Aside was a new experience to me. I feel as though I am a regular red roomer, but aside felt different. Before the show started, one woman described Aside as “red room, all grown-up”. I wrestled with this definition for some time. I hated the idea of Aside being the “high end” red room, or the red room for “us”. This mentality was what I had searched a long time to escape, and I found an escape from this in Red Room’s personability. I didn’t like the idea of it being a separate event where only the high-end people were invited.
But then the shows started. And Red Room did not let me down.

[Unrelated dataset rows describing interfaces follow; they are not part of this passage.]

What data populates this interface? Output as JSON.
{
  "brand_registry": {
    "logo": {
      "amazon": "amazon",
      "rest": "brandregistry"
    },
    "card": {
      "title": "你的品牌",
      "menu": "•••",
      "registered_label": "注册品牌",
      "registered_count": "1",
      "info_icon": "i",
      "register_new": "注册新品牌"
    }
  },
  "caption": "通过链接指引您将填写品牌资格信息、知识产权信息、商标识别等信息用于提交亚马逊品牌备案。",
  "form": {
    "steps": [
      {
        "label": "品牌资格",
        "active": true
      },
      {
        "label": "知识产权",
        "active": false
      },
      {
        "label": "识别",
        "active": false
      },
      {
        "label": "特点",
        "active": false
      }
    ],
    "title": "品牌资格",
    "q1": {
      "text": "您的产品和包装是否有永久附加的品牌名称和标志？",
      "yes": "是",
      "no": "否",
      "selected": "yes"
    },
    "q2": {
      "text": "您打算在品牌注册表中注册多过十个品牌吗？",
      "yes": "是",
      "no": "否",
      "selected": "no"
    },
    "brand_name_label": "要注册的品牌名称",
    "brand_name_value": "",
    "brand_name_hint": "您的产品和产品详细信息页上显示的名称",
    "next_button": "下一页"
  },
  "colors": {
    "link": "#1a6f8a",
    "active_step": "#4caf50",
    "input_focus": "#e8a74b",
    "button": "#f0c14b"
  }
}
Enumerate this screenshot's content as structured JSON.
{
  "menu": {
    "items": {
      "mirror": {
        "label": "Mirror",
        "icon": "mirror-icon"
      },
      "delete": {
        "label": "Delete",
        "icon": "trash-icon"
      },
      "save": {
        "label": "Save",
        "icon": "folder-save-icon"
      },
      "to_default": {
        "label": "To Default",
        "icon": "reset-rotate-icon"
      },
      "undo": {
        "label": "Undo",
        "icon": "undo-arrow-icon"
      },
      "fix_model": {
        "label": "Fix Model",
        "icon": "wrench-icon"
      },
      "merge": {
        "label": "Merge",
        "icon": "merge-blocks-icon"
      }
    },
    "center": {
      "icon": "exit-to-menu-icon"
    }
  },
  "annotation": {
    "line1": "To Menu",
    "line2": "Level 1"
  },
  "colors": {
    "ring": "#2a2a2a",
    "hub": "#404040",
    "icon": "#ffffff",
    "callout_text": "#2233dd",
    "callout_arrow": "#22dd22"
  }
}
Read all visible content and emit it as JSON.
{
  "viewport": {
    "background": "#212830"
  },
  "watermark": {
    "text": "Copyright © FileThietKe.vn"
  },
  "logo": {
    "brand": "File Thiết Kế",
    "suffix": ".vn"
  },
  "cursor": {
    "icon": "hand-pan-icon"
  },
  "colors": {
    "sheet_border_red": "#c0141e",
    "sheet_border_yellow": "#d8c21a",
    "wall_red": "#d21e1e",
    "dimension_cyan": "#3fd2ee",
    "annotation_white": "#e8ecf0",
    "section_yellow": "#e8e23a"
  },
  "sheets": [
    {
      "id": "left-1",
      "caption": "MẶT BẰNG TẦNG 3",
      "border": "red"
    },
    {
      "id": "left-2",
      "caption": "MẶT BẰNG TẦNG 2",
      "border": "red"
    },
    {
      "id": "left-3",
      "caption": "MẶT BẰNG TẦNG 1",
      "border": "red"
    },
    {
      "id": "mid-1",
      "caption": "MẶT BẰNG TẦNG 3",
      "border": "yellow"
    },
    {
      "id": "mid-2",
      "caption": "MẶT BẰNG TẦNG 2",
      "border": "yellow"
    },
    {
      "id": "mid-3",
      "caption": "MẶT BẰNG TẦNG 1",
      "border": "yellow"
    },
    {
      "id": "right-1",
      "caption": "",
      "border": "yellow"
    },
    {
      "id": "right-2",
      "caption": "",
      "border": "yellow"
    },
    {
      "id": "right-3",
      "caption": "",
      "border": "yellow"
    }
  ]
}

Aside soon showed itself to be a space where people were pushed to engage yet it was not the engagement of the usual stage time and wine. Manav was insistent on people speaking with the performers, and some of the more regular red-roomers egged the questions along. It then becomes a marvelous space for people to feel comfortable with “performers” and humanized us in a way that breaks down the barriers between the stage and the audience. It allowed me to be seen as a poet and then offered an opportunity to talk with a poet. And a black poet no less. If stage time and wine is like high school, then Aside is like college. Its a place where you are in the room with a professional and allowed to learn from their experiences as you build your own future. This, I discovered, is what was meant by the saying “red room, all grown-up.”
Red Room has a new website www.redroom.com.tw. Our events have been developing at such a rate, each event needs space of its own in which to regenerate and evolve. Our old blog has been absorbed into this new website and it’s a clean new interface that allows you access to all of Red Room activities.
We have also created an online forum <http://www.redroom.com.tw/forums/> which you can join by registering on the site. Use it to share information about your own events and activities with the Red Room community. For those who just love to help the Red Room, please share your unique talents and skills with the Red Room community by signing in to volunteer http://www.redroom.com.tw/contact/. The Red Room is an open platform for new opportunities and expanding horizons and you are a vital part of this movement.
It is still a work in progress and as you continue to use it, it will continue to grow with you. We will keep refining it to fit all that you want it to be. Your input is valuable to us! We will welcome suggestions on how to make it more useful and functional. Drop us a line at [email protected] to share your ideas.
紅房是一個開放性的平台，擁有著最新的機會和廣大視野以及包含您，您是我們的重要一份子。紅房一直在成長，我們會變得您心中最美好的理想樣貌，而也需要您的一同協助成長。您的投入是我們的價值！我們非常歡迎任何建議讓它變得更系統化及更實際。歡迎捎個訊息分享點子給我們 [email protected]。